[App and web page records]
%%
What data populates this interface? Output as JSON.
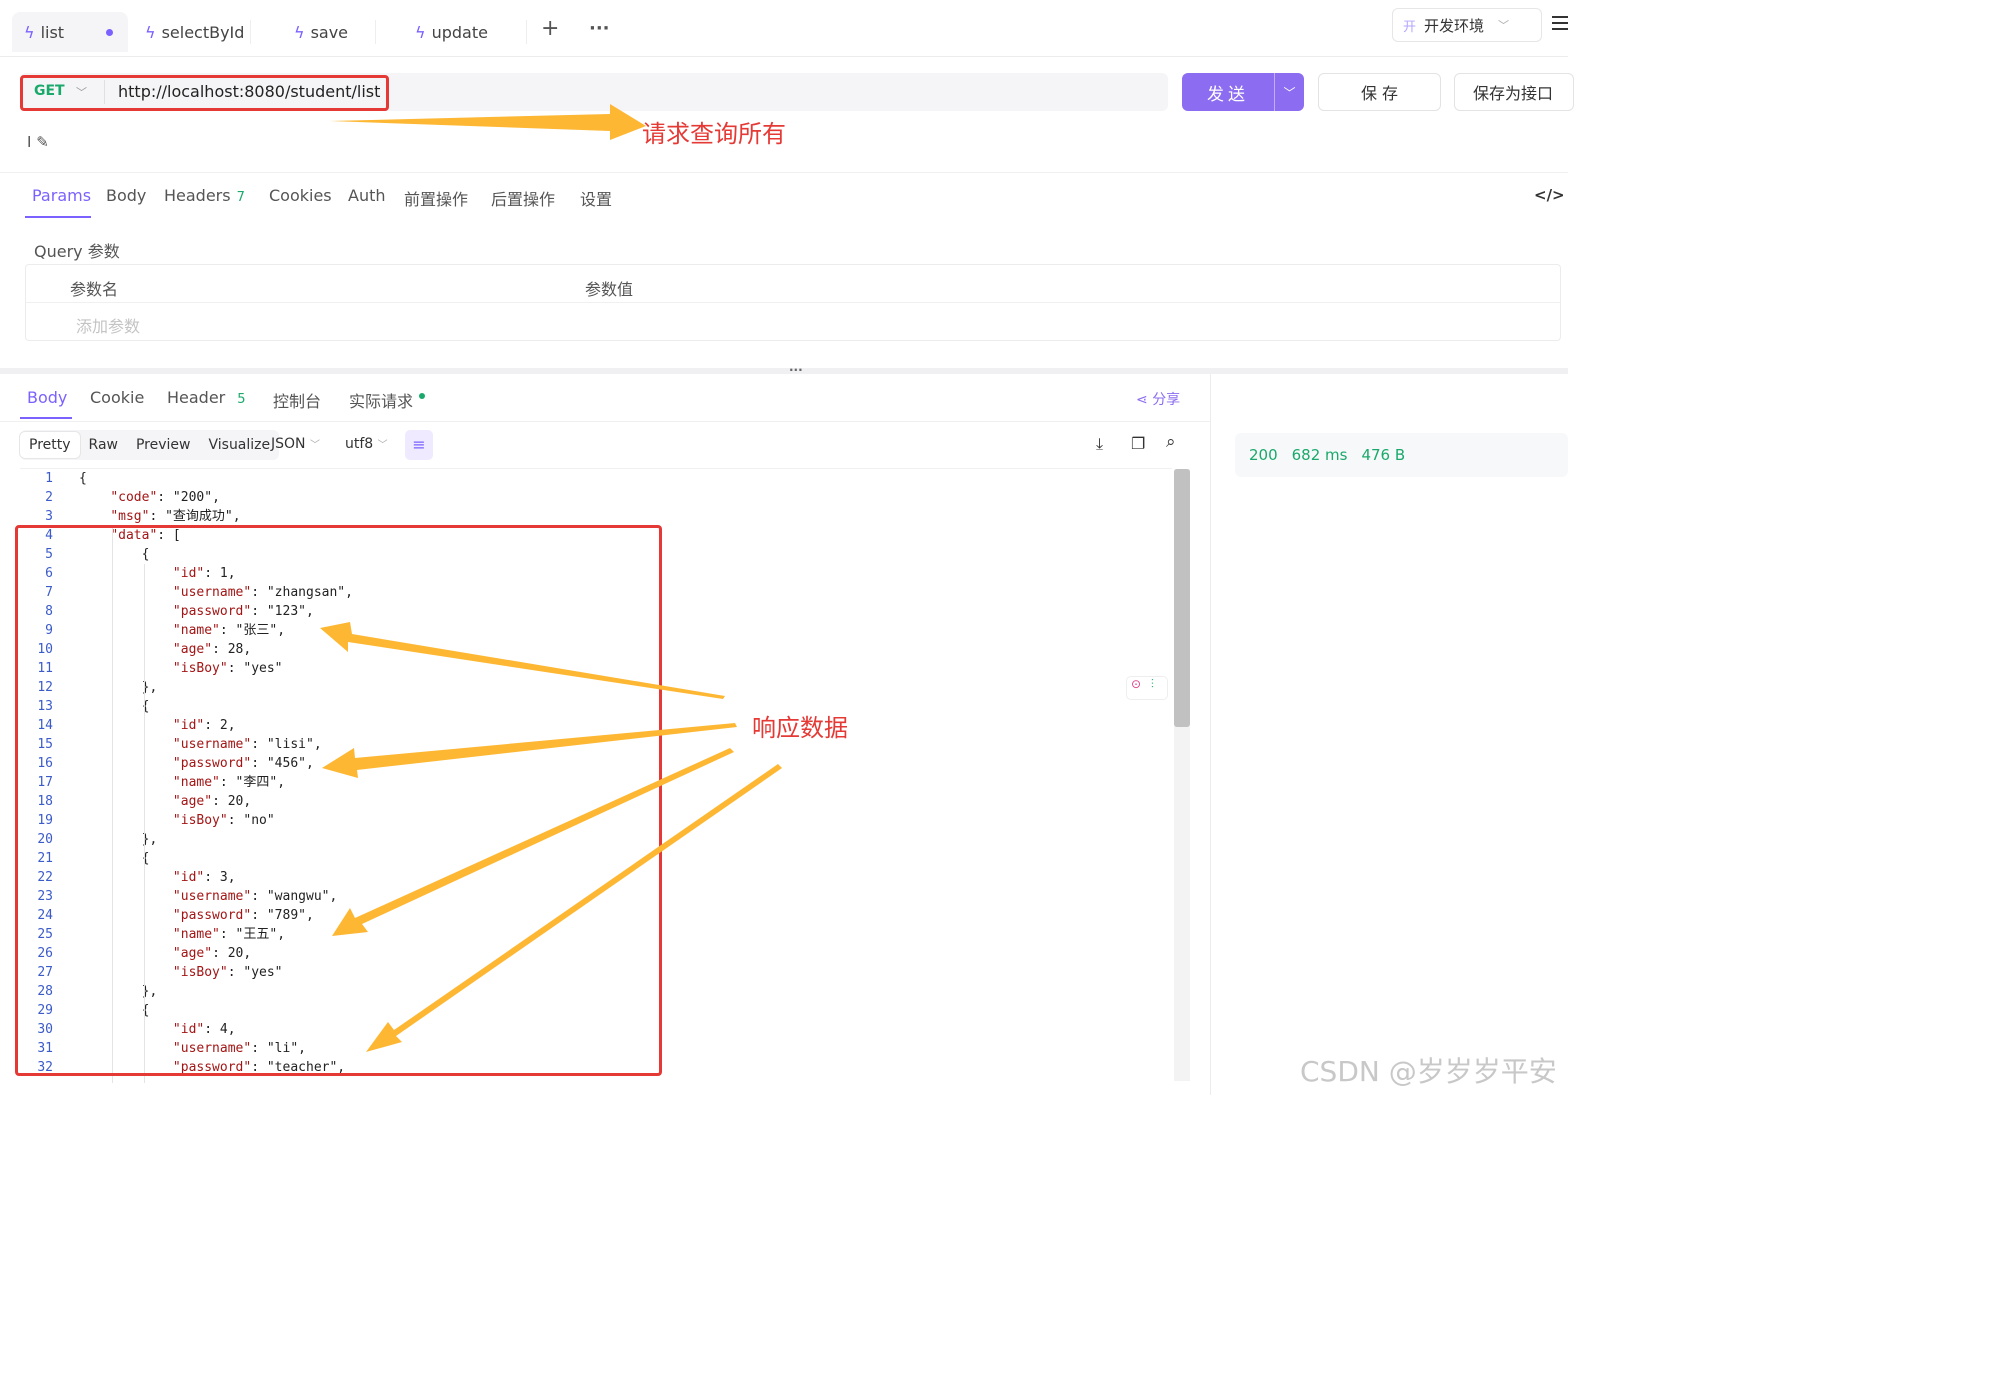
{
  "tabs": [
    {
      "label": "list",
      "active": true,
      "unsaved": true
    },
    {
      "label": "selectById"
    },
    {
      "label": "save"
    },
    {
      "label": "update"
    }
  ],
  "tabbar": {
    "add": "+",
    "more": "···"
  },
  "env": {
    "icon_text": "开",
    "label": "开发环境"
  },
  "request": {
    "method": "GET",
    "url": "http://localhost:8080/student/list",
    "send": "发送",
    "save": "保 存",
    "save_as": "保存为接口"
  },
  "annotations": {
    "request": "请求查询所有",
    "response": "响应数据"
  },
  "param_tabs": [
    {
      "label": "Params",
      "active": true
    },
    {
      "label": "Body"
    },
    {
      "label": "Headers",
      "badge": "7"
    },
    {
      "label": "Cookies"
    },
    {
      "label": "Auth"
    },
    {
      "label": "前置操作"
    },
    {
      "label": "后置操作"
    },
    {
      "label": "设置"
    }
  ],
  "query": {
    "title": "Query 参数",
    "col_name": "参数名",
    "col_value": "参数值",
    "add_placeholder": "添加参数"
  },
  "response_tabs": [
    {
      "label": "Body",
      "active": true
    },
    {
      "label": "Cookie"
    },
    {
      "label": "Header",
      "badge": "5"
    },
    {
      "label": "控制台"
    },
    {
      "label": "实际请求",
      "dot": true
    }
  ],
  "share": "分享",
  "view_modes": [
    "Pretty",
    "Raw",
    "Preview",
    "Visualize"
  ],
  "format": "JSON",
  "encoding": "utf8",
  "status": {
    "code": "200",
    "time": "682 ms",
    "size": "476 B"
  },
  "code_lines": [
    "{",
    "    \"code\": \"200\",",
    "    \"msg\": \"查询成功\",",
    "    \"data\": [",
    "        {",
    "            \"id\": 1,",
    "            \"username\": \"zhangsan\",",
    "            \"password\": \"123\",",
    "            \"name\": \"张三\",",
    "            \"age\": 28,",
    "            \"isBoy\": \"yes\"",
    "        },",
    "        {",
    "            \"id\": 2,",
    "            \"username\": \"lisi\",",
    "            \"password\": \"456\",",
    "            \"name\": \"李四\",",
    "            \"age\": 20,",
    "            \"isBoy\": \"no\"",
    "        },",
    "        {",
    "            \"id\": 3,",
    "            \"username\": \"wangwu\",",
    "            \"password\": \"789\",",
    "            \"name\": \"王五\",",
    "            \"age\": 20,",
    "            \"isBoy\": \"yes\"",
    "        },",
    "        {",
    "            \"id\": 4,",
    "            \"username\": \"li\",",
    "            \"password\": \"teacher\","
  ],
  "watermark": "CSDN @岁岁岁平安"
}
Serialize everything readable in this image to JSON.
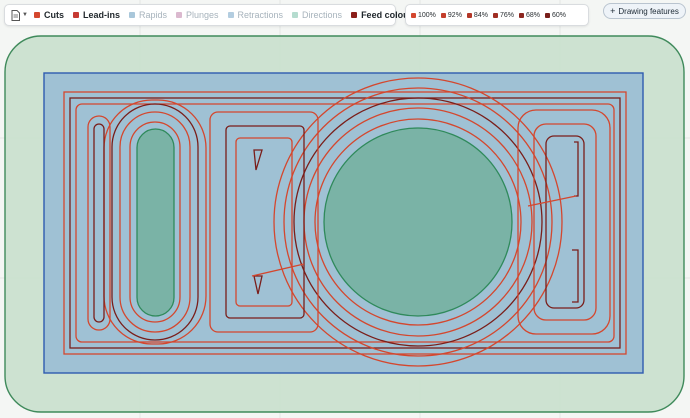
{
  "toolbar": {
    "doc_icon": "document-icon",
    "legend": [
      {
        "label": "Cuts",
        "color": "#d4472e",
        "state": "on"
      },
      {
        "label": "Lead-ins",
        "color": "#c63a33",
        "state": "on"
      },
      {
        "label": "Rapids",
        "color": "#a9c7da",
        "state": "off"
      },
      {
        "label": "Plunges",
        "color": "#dbb9cf",
        "state": "off"
      },
      {
        "label": "Retractions",
        "color": "#b3cde0",
        "state": "off"
      },
      {
        "label": "Directions",
        "color": "#b5dccf",
        "state": "off"
      },
      {
        "label": "Feed colours",
        "color": "#8b1e1a",
        "state": "on"
      }
    ],
    "feed_colours": [
      {
        "label": "100%",
        "color": "#d4472e"
      },
      {
        "label": "92%",
        "color": "#c43e2b"
      },
      {
        "label": "84%",
        "color": "#b33627"
      },
      {
        "label": "76%",
        "color": "#a02e23"
      },
      {
        "label": "68%",
        "color": "#8c261f"
      },
      {
        "label": "60%",
        "color": "#781e1a"
      }
    ],
    "drawing_features_label": "Drawing features"
  },
  "canvas": {
    "stock_color": "#c9e0cd",
    "stock_border": "#3f8a5b",
    "pocket_color": "#9fc1d4",
    "pocket_border": "#2e5bb0",
    "island_color": "#7ab3a6",
    "island_border": "#2f8a5b",
    "cut_color": "#d4472e",
    "slow_cut_color": "#7a1e1a"
  }
}
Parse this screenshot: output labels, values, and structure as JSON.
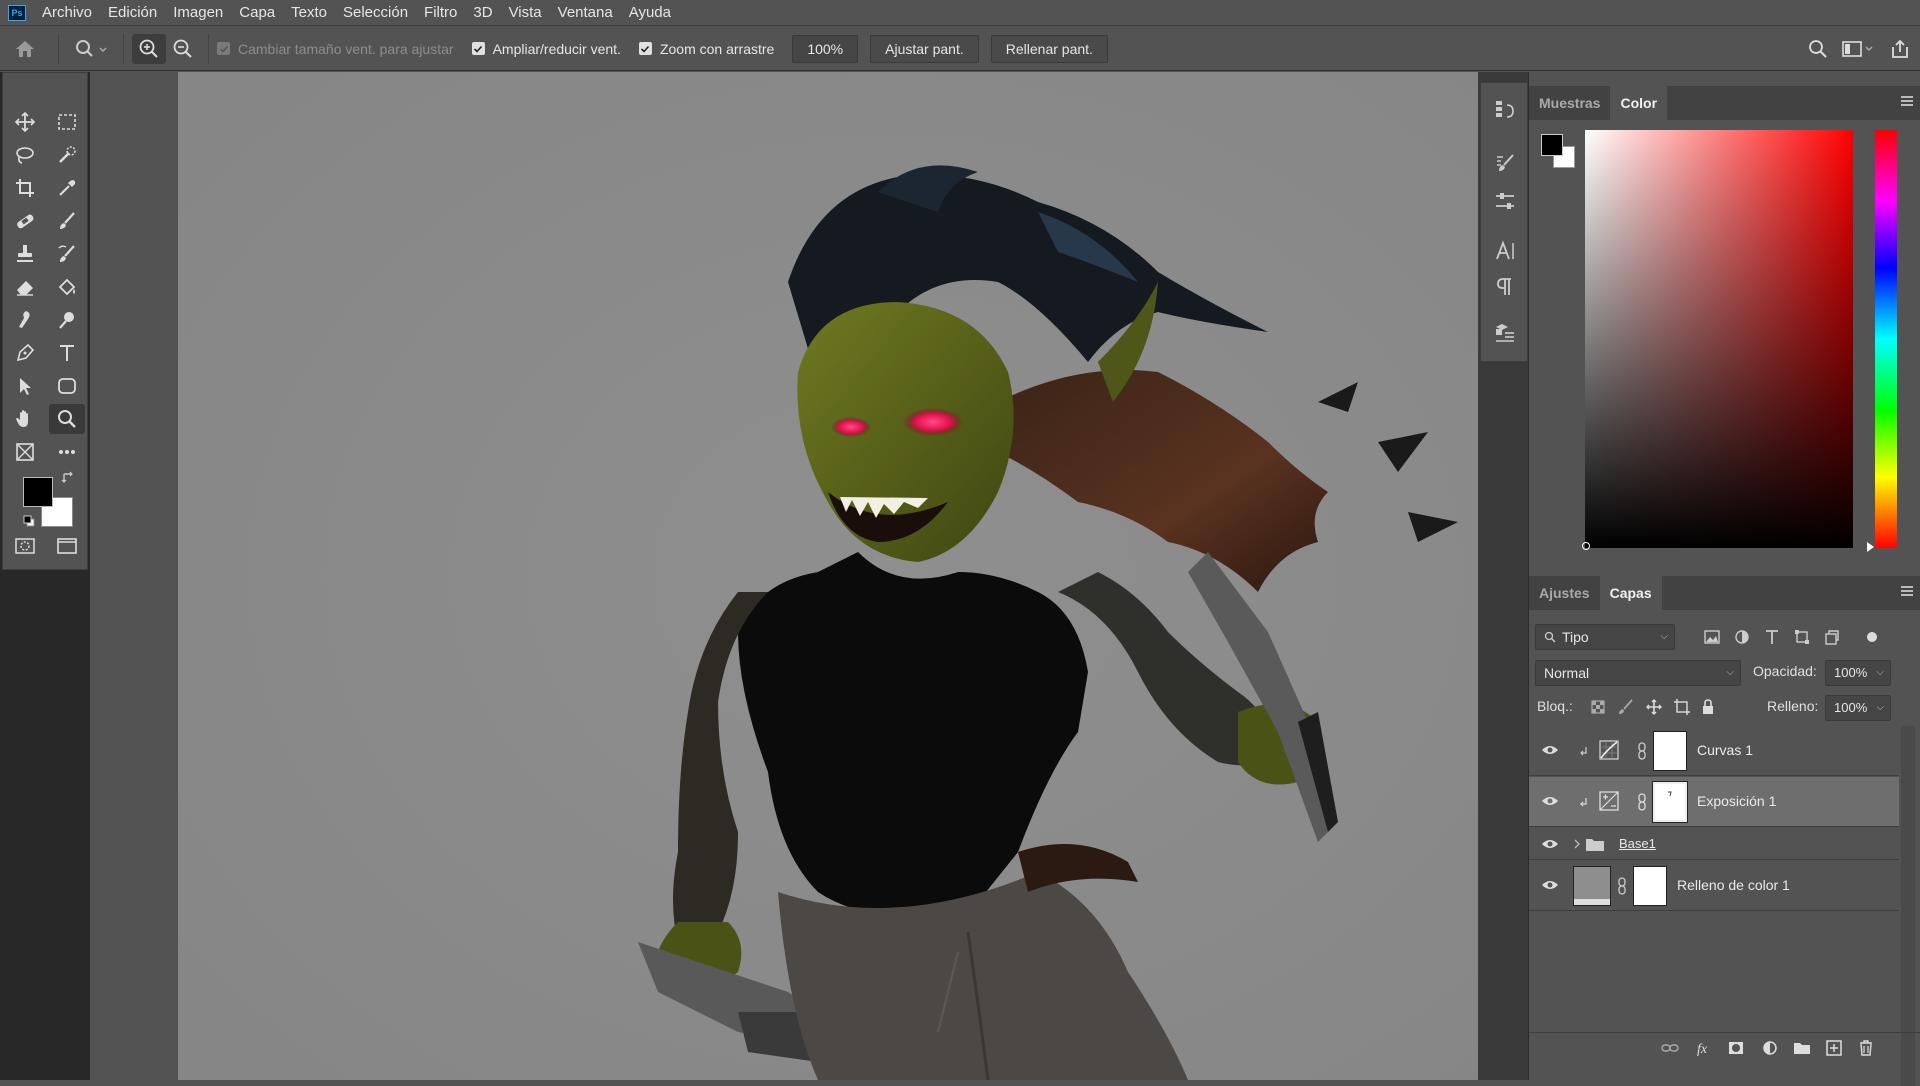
{
  "app": {
    "logo": "Ps"
  },
  "menu": [
    "Archivo",
    "Edición",
    "Imagen",
    "Capa",
    "Texto",
    "Selección",
    "Filtro",
    "3D",
    "Vista",
    "Ventana",
    "Ayuda"
  ],
  "options": {
    "resize_windows_label": "Cambiar tamaño vent. para ajustar",
    "resize_windows_checked": false,
    "zoom_all_windows_label": "Ampliar/reducir vent.",
    "zoom_all_windows_checked": true,
    "scrubby_zoom_label": "Zoom con arrastre",
    "scrubby_zoom_checked": true,
    "zoom_value": "100%",
    "fit_screen_label": "Ajustar pant.",
    "fill_screen_label": "Rellenar pant."
  },
  "tools": {
    "icons": [
      "move-icon",
      "marquee-icon",
      "lasso-icon",
      "quick-select-icon",
      "crop-icon",
      "eyedropper-icon",
      "healing-icon",
      "brush-icon",
      "stamp-icon",
      "history-brush-icon",
      "eraser-icon",
      "paint-bucket-icon",
      "smudge-icon",
      "dodge-icon",
      "pen-icon",
      "type-icon",
      "path-select-icon",
      "shape-icon",
      "hand-icon",
      "zoom-icon",
      "frame-icon",
      "more-icon"
    ],
    "active": "zoom-icon",
    "foreground_color": "#000000",
    "background_color": "#ffffff"
  },
  "color_panel": {
    "tabs": [
      "Muestras",
      "Color"
    ],
    "active_tab": "Color",
    "hue": "#ff0000"
  },
  "layers_panel": {
    "tabs": [
      "Ajustes",
      "Capas"
    ],
    "active_tab": "Capas",
    "filter_kind": "Tipo",
    "blend_mode": "Normal",
    "opacity_label": "Opacidad:",
    "opacity_value": "100%",
    "lock_label": "Bloq.:",
    "fill_label": "Relleno:",
    "fill_value": "100%",
    "layers": [
      {
        "name": "Curvas 1",
        "type": "curves-adjustment",
        "visible": true,
        "selected": false
      },
      {
        "name": "Exposición 1",
        "type": "exposure-adjustment",
        "visible": true,
        "selected": true
      },
      {
        "name": "Base1",
        "type": "group",
        "visible": true,
        "selected": false
      },
      {
        "name": "Relleno de color 1",
        "type": "color-fill",
        "visible": true,
        "selected": false
      }
    ]
  },
  "canvas": {
    "background": "#8e8e8e"
  }
}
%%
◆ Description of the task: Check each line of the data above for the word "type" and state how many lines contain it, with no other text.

◆ Task answer: 5